c) Another complication is that sale of most products depends on pricing of similar products, including your products and competitors’ products. The solution is to use a multivariate price elasticity model that takes into account impact of prices for all the products on the sales of each product.

d) You can trust estimates of elasticity only if they pass tests of statistical significance: a t-test for elasticity estimates, and an F test for goodness of fit (r^2).

You can get price elasticity models in Excel that include all

enhancements listed above (a, b, c, d) and that are customizable to many

situations. For a price elasticity model for one product, see

http://bit.ly/sovhFn. For several products, see http://bit.ly/n0dVDT.

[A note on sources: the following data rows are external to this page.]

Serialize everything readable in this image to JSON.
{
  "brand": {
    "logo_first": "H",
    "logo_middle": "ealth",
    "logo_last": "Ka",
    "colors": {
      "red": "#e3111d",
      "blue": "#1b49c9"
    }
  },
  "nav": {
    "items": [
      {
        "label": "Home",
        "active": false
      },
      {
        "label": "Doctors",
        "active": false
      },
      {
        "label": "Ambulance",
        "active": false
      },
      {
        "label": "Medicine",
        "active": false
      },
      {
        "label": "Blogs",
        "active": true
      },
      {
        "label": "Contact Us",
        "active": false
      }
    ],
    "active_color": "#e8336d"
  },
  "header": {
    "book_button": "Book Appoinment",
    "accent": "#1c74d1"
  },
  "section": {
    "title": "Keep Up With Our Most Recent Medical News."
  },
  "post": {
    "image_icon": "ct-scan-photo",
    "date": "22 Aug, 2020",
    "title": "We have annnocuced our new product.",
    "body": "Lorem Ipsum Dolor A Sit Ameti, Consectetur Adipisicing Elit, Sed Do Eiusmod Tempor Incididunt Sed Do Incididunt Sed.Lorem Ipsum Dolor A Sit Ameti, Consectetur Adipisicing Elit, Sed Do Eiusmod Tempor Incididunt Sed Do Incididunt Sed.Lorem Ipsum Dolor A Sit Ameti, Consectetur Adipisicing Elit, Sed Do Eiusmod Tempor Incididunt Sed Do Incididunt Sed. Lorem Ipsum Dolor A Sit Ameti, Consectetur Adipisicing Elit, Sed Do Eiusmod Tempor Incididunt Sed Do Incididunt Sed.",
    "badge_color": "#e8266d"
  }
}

Further conditions must be met by market tests in order to

get solid estimates of price elasticities:

a) The market tests used to compute elasticity must meet some basic conditions. First, in the same price range, each test market should have the same price elasticity as every other test market. Secondly, each test market should not react to prices in other test markets. Thirdly, the temporary nature of test prices should have a negligible effect on buying behavior.

b) In some cases, winning in the long run strongly depends on being first (where market leadership has inertia) or on having the largest market share (due to large economies of scale), optimizing revenue or profit in the near term may be a very bad approach, from a strategic point of view. This

is where you need qualitative business strategy methods, or else a quantitative model that includes the long-term effects mentioned above.

Price elasticity provides a powerful and reliable way to set optimal prices, if these factors are taken into account.

How did you get the optimal quantities sold?

you plug the P identified back into the equation in Step 3

We work with adaptive/dynamic pricing in perishable inventory environments – elasticity is (generally) variable on a market, product and temporal basis

I would be very wary of any model that extrapolates a (potentially) stale or overly generalized elasticity

If the pricing strategy (or process) hinges on a “known” elasticity I would recommend carefully checking model sensitivity to a range of elasticities before embedding this approach

Consumers decide elasticity, and consumers are fickle creatures